Obsession: Hiding places are never perfect (2-point)
A particular person or task dominates your character’s life, to the exclusion of most other things. To pursue her Obsession, she will go to almost any length (as limited by her morality). She may neglect other duties, both personal and professional, to pursue that which fascinates her. The “obsessee” may be a person (who may or may not be aware of your character’s feelings, but who almost certainly would be upset about their intensity) or a task (like getting revenge on somebody, or performing some important or notorious feat).
Non-Combatant (2-point)
You don’t like getting into fights. Maybe you are scared, or maybe you just don’t like to hurt folks. For two points, you just cannot throw the first punch. You will not fight anyone who hasn’t directly attempted to attack you. Hit by a grenade or other area effect doesn’t count as a reason to fight, unless they throw it at you specifically.
Adversery: ??? (3-point)
Your character has pissed someone off. And not pissed off in a “I’m not speaking to you” way—more like a “I’m going to kill you bad” or “I’m going to make your life a living hell” kind of way. The more powerful the Adversary is, the higher the value of this Drawback. Directors should determine if an Adversary is appropriate to the game in question. If the Adversary is unlikely to appear frequently, the Director can reduce the point value or disallow it altogether. Individuals are valued at one to three points as Adversaries, depending on their resources and abilities. A normal person grants one point; a new vampire two points; a Green Beret or a veteran vampire three points. An organization may be worth three to five or more points, depending on its power.
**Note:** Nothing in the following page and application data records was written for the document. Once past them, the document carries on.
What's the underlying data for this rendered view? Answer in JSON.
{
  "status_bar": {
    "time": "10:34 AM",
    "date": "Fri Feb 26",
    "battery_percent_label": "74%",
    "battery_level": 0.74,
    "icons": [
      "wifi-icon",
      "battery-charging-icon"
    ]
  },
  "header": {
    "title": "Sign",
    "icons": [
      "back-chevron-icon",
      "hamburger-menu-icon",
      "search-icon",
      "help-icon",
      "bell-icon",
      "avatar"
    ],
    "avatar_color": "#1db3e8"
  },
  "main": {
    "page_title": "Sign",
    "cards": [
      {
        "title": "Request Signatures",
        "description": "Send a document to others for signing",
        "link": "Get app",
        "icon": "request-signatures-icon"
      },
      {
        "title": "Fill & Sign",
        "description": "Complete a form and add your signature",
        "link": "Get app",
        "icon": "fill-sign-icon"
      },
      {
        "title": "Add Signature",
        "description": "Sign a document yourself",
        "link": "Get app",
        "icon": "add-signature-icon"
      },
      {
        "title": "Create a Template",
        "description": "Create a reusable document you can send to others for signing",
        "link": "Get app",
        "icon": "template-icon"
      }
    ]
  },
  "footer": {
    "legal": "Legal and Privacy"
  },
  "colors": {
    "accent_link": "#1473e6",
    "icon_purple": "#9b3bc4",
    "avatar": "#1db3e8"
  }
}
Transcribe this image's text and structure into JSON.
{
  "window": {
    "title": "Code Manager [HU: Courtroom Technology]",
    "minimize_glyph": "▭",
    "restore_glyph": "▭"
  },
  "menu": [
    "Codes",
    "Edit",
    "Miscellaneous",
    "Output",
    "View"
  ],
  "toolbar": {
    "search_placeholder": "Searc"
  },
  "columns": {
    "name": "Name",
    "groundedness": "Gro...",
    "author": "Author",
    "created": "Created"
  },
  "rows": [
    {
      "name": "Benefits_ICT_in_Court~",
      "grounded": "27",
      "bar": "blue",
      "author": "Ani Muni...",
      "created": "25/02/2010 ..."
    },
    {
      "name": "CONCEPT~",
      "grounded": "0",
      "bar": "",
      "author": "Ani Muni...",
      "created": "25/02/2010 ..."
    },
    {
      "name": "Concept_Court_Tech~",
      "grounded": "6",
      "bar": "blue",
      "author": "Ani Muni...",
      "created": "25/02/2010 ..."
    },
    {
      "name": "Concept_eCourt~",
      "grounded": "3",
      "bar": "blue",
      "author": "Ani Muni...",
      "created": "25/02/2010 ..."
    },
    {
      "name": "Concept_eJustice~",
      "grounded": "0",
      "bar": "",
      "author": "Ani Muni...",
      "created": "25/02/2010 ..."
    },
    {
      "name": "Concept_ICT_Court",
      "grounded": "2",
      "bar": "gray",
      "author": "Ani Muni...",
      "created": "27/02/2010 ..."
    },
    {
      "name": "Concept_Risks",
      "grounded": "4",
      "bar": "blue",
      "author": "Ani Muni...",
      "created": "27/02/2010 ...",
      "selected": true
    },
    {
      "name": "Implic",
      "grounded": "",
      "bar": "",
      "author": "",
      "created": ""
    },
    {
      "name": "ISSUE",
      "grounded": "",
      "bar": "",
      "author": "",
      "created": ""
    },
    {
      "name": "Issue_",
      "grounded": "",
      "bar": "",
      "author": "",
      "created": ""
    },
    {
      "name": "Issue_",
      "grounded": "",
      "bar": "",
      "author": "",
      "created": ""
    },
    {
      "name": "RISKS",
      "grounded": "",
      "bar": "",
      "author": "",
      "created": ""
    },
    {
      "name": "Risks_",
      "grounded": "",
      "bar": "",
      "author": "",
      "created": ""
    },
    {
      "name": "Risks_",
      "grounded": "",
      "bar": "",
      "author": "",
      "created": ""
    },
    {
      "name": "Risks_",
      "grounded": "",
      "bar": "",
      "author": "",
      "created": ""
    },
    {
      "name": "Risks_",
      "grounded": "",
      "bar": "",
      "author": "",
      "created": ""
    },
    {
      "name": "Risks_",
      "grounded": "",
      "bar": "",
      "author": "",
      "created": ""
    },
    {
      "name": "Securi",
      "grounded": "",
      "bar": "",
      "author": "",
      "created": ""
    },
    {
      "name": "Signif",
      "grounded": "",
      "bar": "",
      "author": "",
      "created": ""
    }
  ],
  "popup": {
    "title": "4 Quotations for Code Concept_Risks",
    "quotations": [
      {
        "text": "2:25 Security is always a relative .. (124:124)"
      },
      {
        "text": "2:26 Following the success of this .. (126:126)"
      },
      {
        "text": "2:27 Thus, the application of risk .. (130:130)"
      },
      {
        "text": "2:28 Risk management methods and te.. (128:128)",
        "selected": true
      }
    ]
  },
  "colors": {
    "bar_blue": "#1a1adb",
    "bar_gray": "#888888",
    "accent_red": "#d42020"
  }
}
A gang of thugs garners two points, the police department of a city three to four points (depending on its size and competence), and a national agency like the CIA five points or more. You should have a good reason why your character has earned the enmity of the Adversary. Your Director can then weave this enemy into the Season in any way she sees fit. Alternatively, you can select the Drawback and leave it to your Director to decide who the Adversary is. Killing the Adversary is not usually enough to eliminate the Drawback—your Director will see to it that another Adversary of similar value rears its ugly head shortly afterwards. That’s the way it works in the show, after all.
Hunted (Level 2)
Bad people want you. Maybe you are a criminal, or perhaps a runaway indentured worker. It could also be that bad people want a quiet word with you. The higher the Drawback the more time and effort they will expend, or the more powerful they are, or both.

© 2003-2019 Sandcat RPG Crew.
Page design by Stijn (main layout) & Jake (textures and colours).

Comments can be sent to rpgadmin(at)sandcat(dot)nl.